In my series on "Why I am not afraid of singularity anytime soon", I dedicated the complete first part to causes of stupidity. To explain where harmful biases and expectations come from: the rolemodels in our childhood and significant experiences that leave an imprint on our behavioural identities.
How I deal with discrimination
As an Asian Dutch "banana", I have experienced my fair share of racism. Even today, I know that anywhere I go, most people will look at me as an Asian in the first place - with whatever stereotypical expectations and self-fulfilling prophecies that may come. But I find solace in three things.
First of all, we cannot choose where and when we are born. I cannot directly influence what family environment a given child grows up in and what particular issues it may be dealing with. Hence, any harmful behaviour to me is most likely the unfortunate result of their rolemodels and lack of empathy. This is not to justify their behaviours, but the hope is that as such individuals eventually mature, the corrective nudge of society as a whole makes them realize that a life based on mistreating (certain) others is not a sustainable one. Because most people are not "bad".
Secondly is the fact that anyone with a trait that is slightly unusual in the local population can fall prey to some form of discrimination. You may naturally be very shy and introverted - an easy target for bullies. You may be the tallest, you may be the shortest, the smartest or the dumbest. You may have a different accent, bigger or smaller eyes. You may be the only male or the only female. Even famous people like the late guitar legend Eddie van Halen, a Caucasian guy, was bullied as his family settled as migrants in the United States back in the '60s. We are all discriminated for our unique traits all the time. Problems arise only when people treat you inferiorly for it. Thus, anyone in the (not so) right environment could be the target.
The third point brings us back to Corry Tendeloo: results matter. Corry worked all her life for equal women's rights. She was focused on achieving positive social change, despite being of Indonesian descent and one of only nine women in the Dutch government back then. An applicable Dutch proverb here translates literally as "the one who laughs last, laughs best". My mother used to say this quite often to me when I was younger to motivate me to do well in school. Another example is legendary MMA-fighter George St Pierre, another Caucasian guy, who was bullied in school as well and later accidentally ran into his childhood bully. Being the successful (retired) athlete and multimillionaire he is today, he explained in an interview that he did not take revenge on the former bully at all - rather, he helped him. Being better off in the end than those who mistreated you before is the best counter to any form of negative discrimination.

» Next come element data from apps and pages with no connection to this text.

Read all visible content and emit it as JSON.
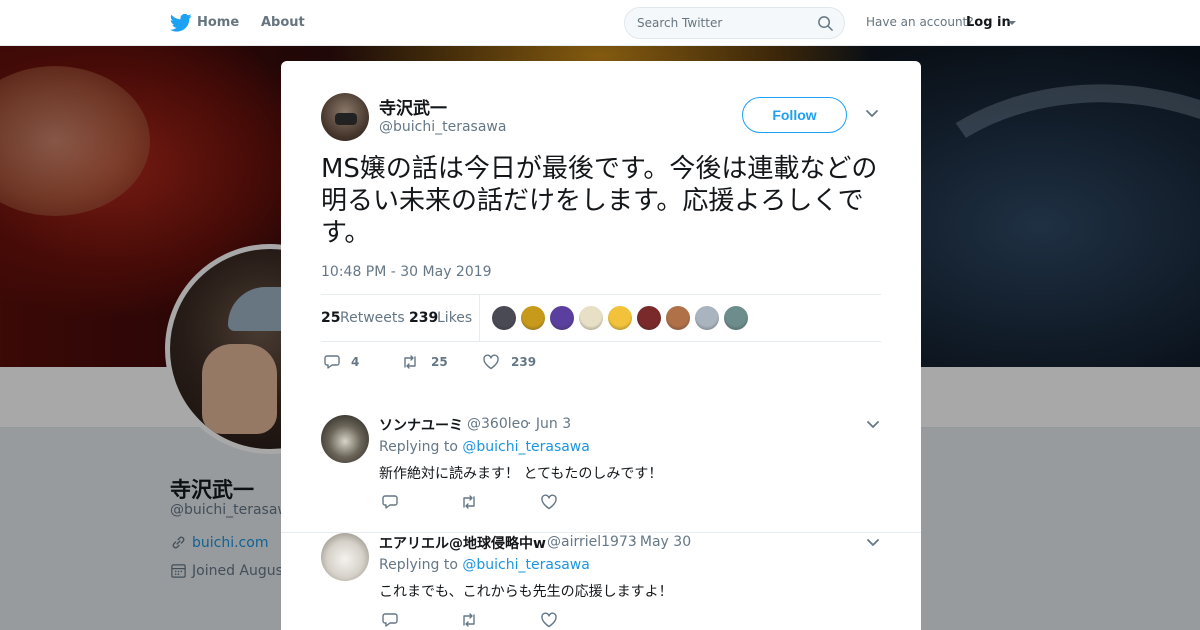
{
  "nav": {
    "home_label": "Home",
    "about_label": "About",
    "search_placeholder": "Search Twitter",
    "account_prompt": "Have an account?",
    "login_label": "Log in"
  },
  "profile": {
    "name": "寺沢武一",
    "handle": "@buichi_terasawa",
    "url": "buichi.com",
    "joined": "Joined August"
  },
  "tweet": {
    "name": "寺沢武一",
    "handle": "@buichi_terasawa",
    "follow_label": "Follow",
    "text": "MS嬢の話は今日が最後です。今後は連載などの明るい未来の話だけをします。応援よろしくです。",
    "timestamp": "10:48 PM - 30 May 2019",
    "retweets_count": "25",
    "retweets_label": "Retweets",
    "likes_count": "239",
    "likes_label": "Likes",
    "likers_colors": [
      "#4a4a55",
      "#c79a1c",
      "#5b3f9e",
      "#e8e0c6",
      "#f2c23a",
      "#7a2a2a",
      "#b07048",
      "#aab4be",
      "#6d8c8c"
    ],
    "actions": {
      "replies": "4",
      "retweets": "25",
      "likes": "239"
    }
  },
  "replies": [
    {
      "name": "ソンナユーミ",
      "handle": "@360leo",
      "date": "· Jun 3",
      "replying_prefix": "Replying to",
      "replying_to": "@buichi_terasawa",
      "text": "新作絶対に読みます！ とてもたのしみです！"
    },
    {
      "name": "エアリエル@地球侵略中w",
      "handle": "@airriel1973",
      "date": "· May 30",
      "replying_prefix": "Replying to",
      "replying_to": "@buichi_terasawa",
      "text": "これまでも、これからも先生の応援しますよ！"
    }
  ],
  "colors": {
    "accent": "#1da1f2",
    "link": "#1b95e0",
    "muted": "#657786",
    "text": "#14171a"
  }
}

In my opinion, George Floyd is a martyr. The injustice he endured united people of all different colours all over the world to stand up against racism. Whatever the exact reasons behind Harry and Meghan's highly publicized interview, these examples show us how insidious and of all societal layers (racial) dscrimination can be.
On the societal and governmental level, the best way to counter (racial) discrimination is by exposing children early on to the many shapes that human life can take to show that it is normal to be unique. Asking "so what?" when they encounter someone with an unusual physique and shifting the focus away from superficial traits - focussing on cooperation, learning new skills and quality of results instead.
Altogether, I am happy to see that norms and values are slowly changing, as the social process of globalization further matures. My tiny contribution in the form of this post to the collective discussion on discrimination is hopefully one that puts things into perspective. Otherwise, have a laugh with these stand-up comedy excerpts: